**Task inputs:**
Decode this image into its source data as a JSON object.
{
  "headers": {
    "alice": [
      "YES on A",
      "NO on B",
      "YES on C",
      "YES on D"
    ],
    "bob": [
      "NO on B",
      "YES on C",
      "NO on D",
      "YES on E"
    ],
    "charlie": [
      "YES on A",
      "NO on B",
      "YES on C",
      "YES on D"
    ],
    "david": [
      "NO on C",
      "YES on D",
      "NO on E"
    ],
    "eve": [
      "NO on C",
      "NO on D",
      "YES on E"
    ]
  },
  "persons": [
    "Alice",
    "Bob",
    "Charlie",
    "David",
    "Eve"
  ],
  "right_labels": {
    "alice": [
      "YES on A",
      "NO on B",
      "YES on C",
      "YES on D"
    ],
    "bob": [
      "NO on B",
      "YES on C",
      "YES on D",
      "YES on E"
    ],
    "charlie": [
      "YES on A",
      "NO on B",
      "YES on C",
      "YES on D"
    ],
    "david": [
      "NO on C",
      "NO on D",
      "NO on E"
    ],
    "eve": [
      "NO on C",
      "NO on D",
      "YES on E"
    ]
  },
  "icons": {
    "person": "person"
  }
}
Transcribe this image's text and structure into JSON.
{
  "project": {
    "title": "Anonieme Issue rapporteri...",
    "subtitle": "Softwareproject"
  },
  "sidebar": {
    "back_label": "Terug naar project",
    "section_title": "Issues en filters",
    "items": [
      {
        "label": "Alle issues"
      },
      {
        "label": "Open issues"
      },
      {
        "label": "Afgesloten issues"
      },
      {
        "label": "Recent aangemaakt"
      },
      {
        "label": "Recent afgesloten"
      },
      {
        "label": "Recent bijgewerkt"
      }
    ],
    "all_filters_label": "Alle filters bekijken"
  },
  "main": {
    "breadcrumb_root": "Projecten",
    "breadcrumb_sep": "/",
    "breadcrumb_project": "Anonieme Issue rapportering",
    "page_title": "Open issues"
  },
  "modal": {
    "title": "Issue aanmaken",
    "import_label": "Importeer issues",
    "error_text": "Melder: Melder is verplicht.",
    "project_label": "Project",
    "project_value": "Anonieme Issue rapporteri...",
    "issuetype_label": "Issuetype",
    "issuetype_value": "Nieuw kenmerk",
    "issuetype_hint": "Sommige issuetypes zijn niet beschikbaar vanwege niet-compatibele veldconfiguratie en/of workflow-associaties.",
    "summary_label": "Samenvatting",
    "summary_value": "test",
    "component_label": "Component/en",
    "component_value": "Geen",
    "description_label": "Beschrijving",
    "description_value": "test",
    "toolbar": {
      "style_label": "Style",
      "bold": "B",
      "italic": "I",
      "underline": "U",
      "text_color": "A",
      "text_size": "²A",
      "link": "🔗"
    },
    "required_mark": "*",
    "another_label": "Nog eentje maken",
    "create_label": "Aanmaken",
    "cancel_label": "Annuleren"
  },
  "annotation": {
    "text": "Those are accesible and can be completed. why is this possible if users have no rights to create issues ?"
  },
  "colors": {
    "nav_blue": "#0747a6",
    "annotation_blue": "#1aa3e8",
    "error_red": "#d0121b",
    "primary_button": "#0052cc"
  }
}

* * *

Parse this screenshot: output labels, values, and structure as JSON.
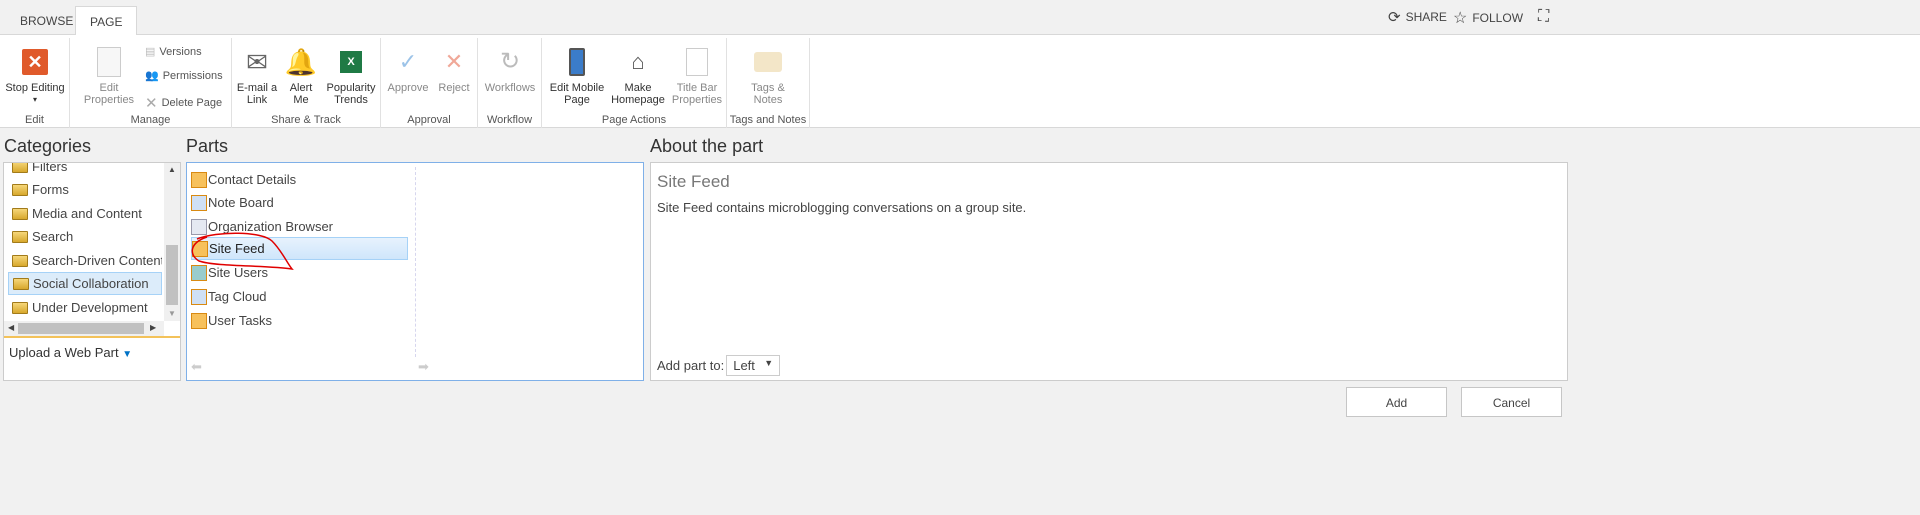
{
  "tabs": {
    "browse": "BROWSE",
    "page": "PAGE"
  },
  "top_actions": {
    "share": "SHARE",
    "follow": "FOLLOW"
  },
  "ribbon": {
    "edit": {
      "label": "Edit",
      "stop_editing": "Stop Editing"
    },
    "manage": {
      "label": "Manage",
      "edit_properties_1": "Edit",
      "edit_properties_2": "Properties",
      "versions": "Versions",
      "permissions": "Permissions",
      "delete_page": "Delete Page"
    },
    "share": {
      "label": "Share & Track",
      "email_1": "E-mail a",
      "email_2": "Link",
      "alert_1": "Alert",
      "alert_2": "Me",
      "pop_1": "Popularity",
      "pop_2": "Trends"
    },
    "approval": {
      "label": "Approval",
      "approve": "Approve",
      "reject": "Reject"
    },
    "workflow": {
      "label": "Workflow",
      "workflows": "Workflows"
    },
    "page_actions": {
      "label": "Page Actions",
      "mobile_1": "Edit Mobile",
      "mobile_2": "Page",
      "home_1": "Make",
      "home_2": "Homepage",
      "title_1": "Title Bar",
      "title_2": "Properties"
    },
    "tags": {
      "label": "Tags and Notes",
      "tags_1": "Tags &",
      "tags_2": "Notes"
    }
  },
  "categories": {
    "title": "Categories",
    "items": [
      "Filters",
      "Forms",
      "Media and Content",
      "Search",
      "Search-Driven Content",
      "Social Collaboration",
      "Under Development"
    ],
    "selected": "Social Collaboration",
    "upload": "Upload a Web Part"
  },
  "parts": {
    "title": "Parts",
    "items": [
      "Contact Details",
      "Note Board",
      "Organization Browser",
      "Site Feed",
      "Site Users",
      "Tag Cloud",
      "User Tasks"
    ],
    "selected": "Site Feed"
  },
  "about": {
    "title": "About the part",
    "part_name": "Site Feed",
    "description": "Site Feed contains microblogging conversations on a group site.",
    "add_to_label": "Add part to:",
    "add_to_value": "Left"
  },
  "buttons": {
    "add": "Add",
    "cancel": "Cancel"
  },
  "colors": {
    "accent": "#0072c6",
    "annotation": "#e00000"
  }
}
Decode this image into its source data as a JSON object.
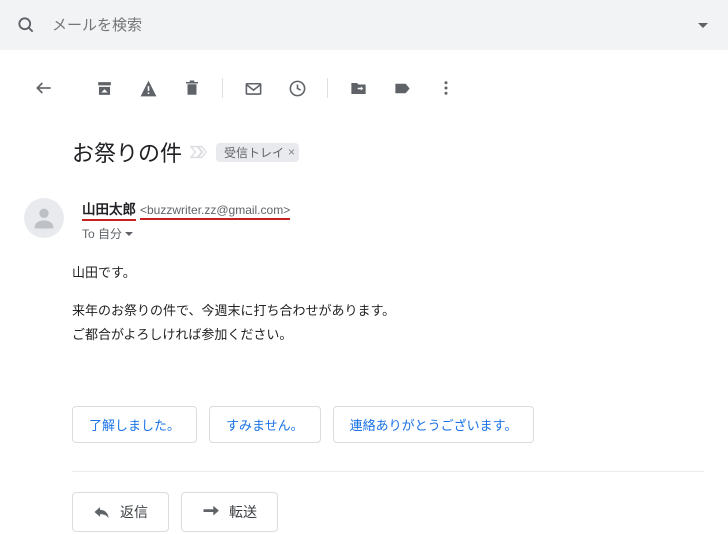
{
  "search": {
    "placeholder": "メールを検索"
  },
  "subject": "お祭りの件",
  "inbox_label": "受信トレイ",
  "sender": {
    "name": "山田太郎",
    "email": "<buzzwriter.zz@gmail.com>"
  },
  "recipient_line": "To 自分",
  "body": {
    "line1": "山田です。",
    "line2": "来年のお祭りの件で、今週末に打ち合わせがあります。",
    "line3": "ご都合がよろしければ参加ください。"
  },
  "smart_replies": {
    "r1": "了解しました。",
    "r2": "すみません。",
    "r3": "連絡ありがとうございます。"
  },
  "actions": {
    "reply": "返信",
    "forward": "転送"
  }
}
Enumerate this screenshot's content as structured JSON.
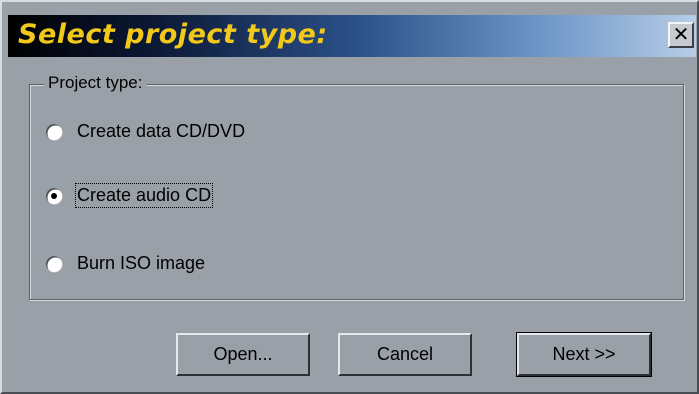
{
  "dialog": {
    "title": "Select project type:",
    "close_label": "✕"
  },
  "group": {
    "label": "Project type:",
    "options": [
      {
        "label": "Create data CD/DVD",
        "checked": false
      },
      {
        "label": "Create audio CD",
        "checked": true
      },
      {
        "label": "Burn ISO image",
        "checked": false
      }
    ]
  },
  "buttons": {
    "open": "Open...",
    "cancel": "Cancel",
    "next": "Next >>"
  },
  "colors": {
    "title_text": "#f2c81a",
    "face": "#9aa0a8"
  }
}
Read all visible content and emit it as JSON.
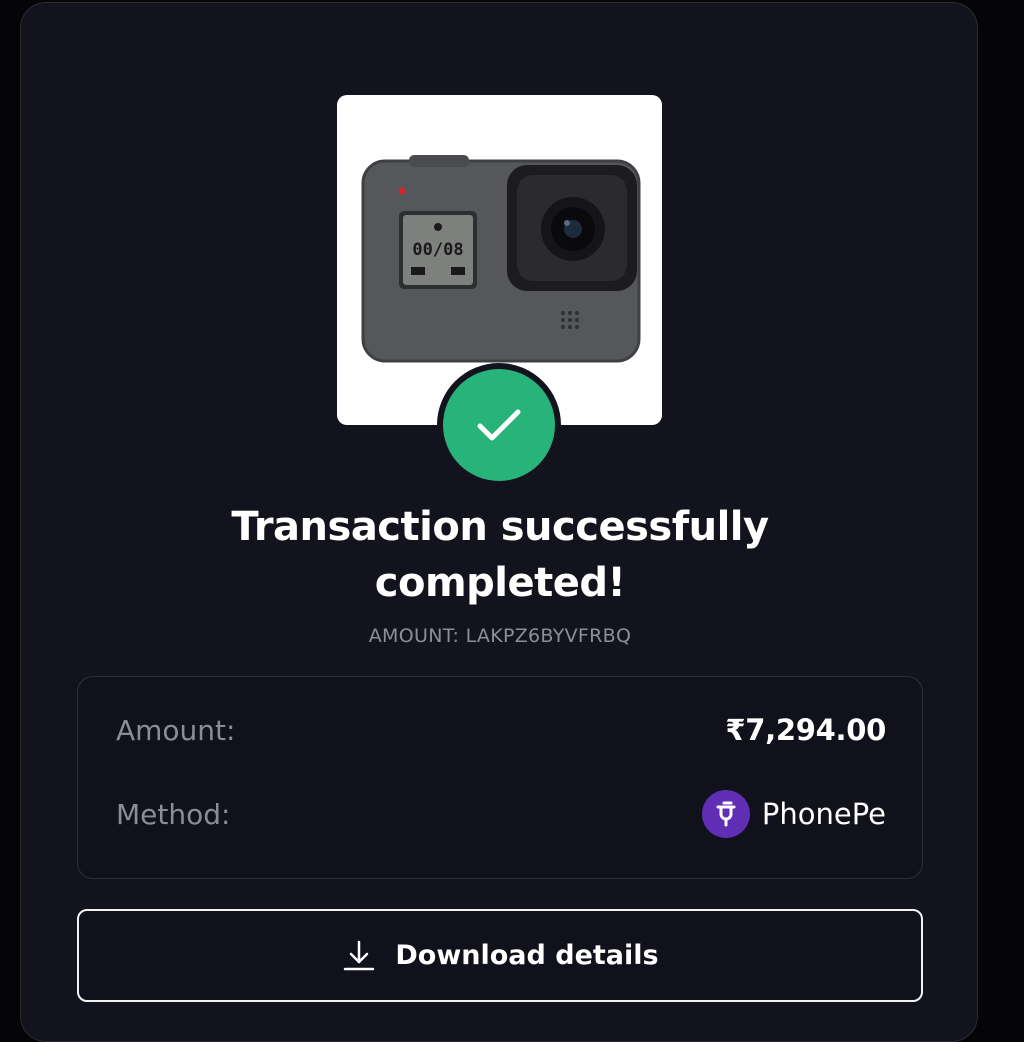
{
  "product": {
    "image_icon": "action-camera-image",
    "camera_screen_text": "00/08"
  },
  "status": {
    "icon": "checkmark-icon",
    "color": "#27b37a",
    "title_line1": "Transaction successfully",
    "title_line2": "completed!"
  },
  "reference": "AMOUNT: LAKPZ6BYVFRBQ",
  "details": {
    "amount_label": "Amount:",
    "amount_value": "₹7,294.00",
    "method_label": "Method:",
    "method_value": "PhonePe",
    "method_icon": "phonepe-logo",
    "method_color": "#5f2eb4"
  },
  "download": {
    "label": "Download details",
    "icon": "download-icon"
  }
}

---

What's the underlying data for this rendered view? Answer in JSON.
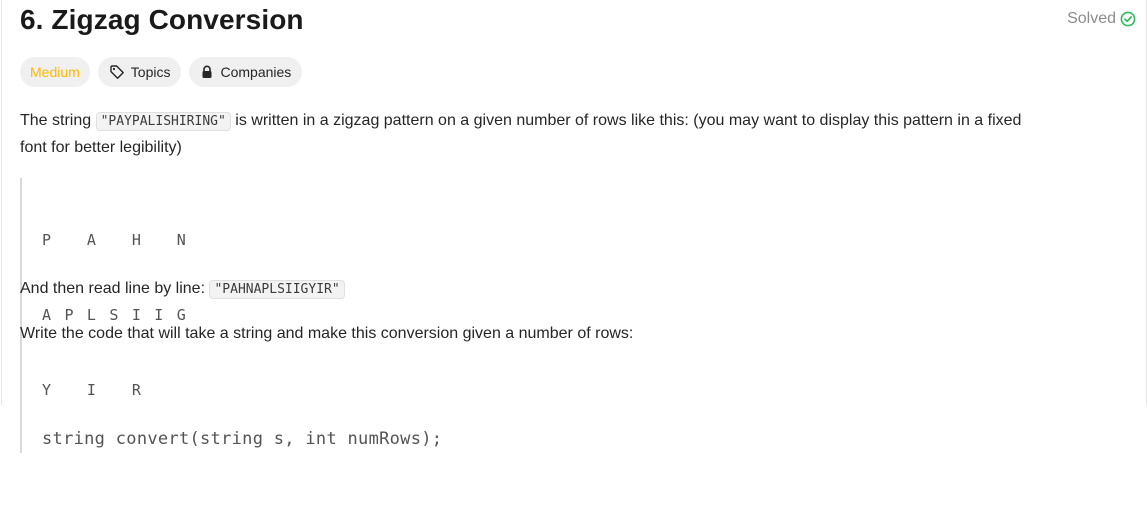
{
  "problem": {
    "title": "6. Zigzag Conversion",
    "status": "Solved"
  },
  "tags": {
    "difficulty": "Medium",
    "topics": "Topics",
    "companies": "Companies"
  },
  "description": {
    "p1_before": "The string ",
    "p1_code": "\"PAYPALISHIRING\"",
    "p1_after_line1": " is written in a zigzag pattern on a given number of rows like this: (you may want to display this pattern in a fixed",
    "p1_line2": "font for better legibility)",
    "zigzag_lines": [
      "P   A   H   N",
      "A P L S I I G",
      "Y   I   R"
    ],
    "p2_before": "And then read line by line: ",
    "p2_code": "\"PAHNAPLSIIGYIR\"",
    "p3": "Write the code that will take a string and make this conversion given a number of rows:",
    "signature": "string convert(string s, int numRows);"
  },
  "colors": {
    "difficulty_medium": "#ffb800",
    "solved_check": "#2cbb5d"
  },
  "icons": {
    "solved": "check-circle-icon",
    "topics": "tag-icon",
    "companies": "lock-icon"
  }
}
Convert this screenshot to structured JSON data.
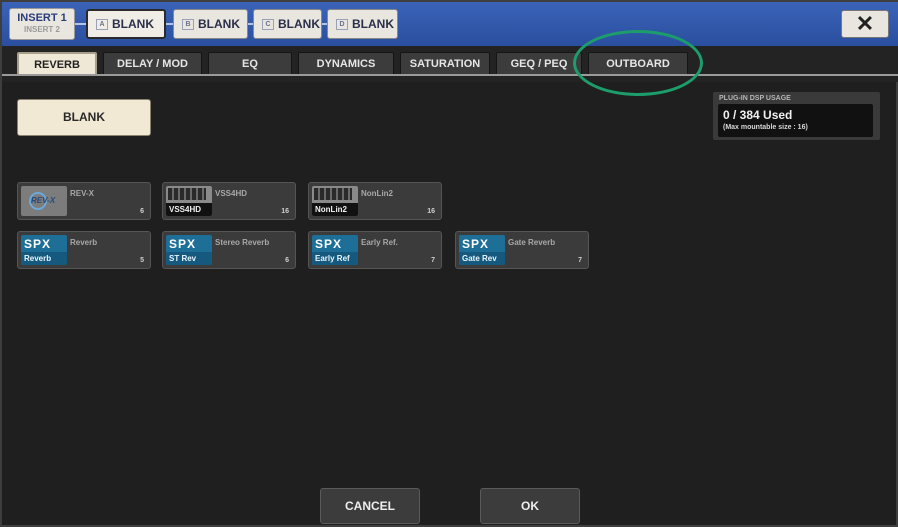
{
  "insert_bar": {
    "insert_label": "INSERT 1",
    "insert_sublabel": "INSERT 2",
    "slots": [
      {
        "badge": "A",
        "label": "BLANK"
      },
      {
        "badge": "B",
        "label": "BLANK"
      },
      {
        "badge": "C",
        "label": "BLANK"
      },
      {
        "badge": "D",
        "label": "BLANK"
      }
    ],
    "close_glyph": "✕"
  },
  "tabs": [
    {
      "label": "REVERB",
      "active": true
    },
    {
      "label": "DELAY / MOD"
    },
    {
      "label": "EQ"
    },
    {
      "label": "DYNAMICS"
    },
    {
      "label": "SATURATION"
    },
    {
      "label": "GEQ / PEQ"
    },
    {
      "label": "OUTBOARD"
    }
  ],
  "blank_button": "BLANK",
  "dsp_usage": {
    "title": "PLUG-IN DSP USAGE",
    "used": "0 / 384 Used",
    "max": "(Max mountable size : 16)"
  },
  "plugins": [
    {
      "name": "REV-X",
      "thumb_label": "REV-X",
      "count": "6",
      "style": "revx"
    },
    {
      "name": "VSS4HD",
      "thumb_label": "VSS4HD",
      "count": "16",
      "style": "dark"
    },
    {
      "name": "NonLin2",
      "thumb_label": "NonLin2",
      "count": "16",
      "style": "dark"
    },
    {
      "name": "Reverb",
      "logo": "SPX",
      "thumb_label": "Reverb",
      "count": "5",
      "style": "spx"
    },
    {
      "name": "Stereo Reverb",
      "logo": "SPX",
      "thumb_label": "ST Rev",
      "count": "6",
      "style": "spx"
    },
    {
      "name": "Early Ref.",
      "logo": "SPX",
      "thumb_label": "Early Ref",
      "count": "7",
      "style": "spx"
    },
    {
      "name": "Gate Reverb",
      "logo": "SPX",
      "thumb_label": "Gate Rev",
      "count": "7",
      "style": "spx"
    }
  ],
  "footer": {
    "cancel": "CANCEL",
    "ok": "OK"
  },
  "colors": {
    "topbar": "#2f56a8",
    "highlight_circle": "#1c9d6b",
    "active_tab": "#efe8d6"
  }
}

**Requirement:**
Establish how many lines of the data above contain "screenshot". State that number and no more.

**Solution to this problem:**
3